Before our first floorball champions earn their medals, here’s the full story on our transition from floor hockey to floorball.
What is Floorball?
Floorball is an indoor team sport in which two teams of five players (four field players plus one goalkeeper) compete to outscore each other over three 10-minute periods. Players use plastic sticks to pass and shoot a light plastic ball similar to a hard wiffle ball. The sport owes it origins to 1970s Sweden, and the Special Olympics version is largely the same as the original, albeit with a smaller court.
“Floorball is easier for any skill level athlete to pick up and play,” said Tom Adams, Special Olympics NY floorball coach in the Genesee Region. “I noticed when playing that the game requires more teamwork [than floor hockey] to be successful. It also seems faster and will require more running and quickness.”
Floorball will be replacing floor hockey as a Winter Sport in Special Olympics NY’s offerings. We know it’s a significant change, but there are many reasons for making it:
- Safety: Floorball is safer for our athletes than floor hockey because it encourages less physical contact.
- Availability: Floorball is a widely accepted school-based physical education offering.
- Accessibility: Floorball can be played on gymnasium flooring with low barriers, making facilities easier to find.
- Regulation: Floorball has a national governing body that certifies officials and provides training materials for coaches.

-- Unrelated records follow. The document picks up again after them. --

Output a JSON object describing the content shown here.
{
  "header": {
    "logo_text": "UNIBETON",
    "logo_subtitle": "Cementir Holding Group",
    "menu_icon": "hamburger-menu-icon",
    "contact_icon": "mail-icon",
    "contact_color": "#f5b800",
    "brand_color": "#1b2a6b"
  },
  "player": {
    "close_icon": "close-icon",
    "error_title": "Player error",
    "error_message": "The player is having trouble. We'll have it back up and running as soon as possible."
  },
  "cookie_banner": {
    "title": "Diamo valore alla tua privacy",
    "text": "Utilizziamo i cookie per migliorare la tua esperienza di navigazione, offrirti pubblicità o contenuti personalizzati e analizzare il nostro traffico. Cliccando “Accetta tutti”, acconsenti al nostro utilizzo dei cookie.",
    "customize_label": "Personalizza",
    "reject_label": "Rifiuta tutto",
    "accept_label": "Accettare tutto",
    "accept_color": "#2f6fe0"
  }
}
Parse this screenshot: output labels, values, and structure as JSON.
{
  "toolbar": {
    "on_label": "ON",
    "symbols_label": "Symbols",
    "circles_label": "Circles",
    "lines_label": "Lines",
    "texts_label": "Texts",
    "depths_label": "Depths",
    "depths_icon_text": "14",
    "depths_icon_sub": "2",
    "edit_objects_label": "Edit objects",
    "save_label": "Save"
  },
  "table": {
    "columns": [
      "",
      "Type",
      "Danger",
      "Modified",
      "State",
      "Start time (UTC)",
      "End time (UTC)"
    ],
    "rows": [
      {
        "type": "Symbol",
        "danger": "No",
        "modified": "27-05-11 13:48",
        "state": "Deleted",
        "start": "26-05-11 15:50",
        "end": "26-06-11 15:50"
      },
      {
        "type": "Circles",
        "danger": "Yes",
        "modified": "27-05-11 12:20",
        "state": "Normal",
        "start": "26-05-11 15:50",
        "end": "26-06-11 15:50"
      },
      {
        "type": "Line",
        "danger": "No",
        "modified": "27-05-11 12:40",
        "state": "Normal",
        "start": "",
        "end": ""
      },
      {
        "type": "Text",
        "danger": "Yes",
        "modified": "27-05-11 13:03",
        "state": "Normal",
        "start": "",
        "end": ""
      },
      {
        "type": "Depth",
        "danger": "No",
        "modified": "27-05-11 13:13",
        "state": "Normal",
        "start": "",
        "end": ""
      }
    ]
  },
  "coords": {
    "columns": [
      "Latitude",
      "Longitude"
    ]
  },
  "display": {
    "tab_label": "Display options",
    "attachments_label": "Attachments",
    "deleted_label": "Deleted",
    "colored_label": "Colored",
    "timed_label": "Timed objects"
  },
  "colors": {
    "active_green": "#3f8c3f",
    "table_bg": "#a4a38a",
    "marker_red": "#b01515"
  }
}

- Efficiency: An entire team’s equipment can be stored in a single duffel bag.
In addition to these reasons, the most important factor for adopting this new sport is advancement.
“Floor Hockey is currently no longer offered for advancement to higher level games,” said Stephen Fuller, Vice President of Program at Special Olympics NY. “The alignment with Special Olympics International and floorball reinforces our ability to provide athletes with advancement. Advancement is one of three critical pillars for credibility, with divisioning and governing body rules alignment being the other two. This trio results in the credible authenticity our athletes deserve.”
The Future of the Game in New York
We’ll get a taste of high-level floorball competition Saturday at the Javits Center. To prepare, our athletes have been practicing and our coaches have been attending trainings to learn more about the game. We look forward to building participation at Javits, at next February’s State Winter Games, and beyond.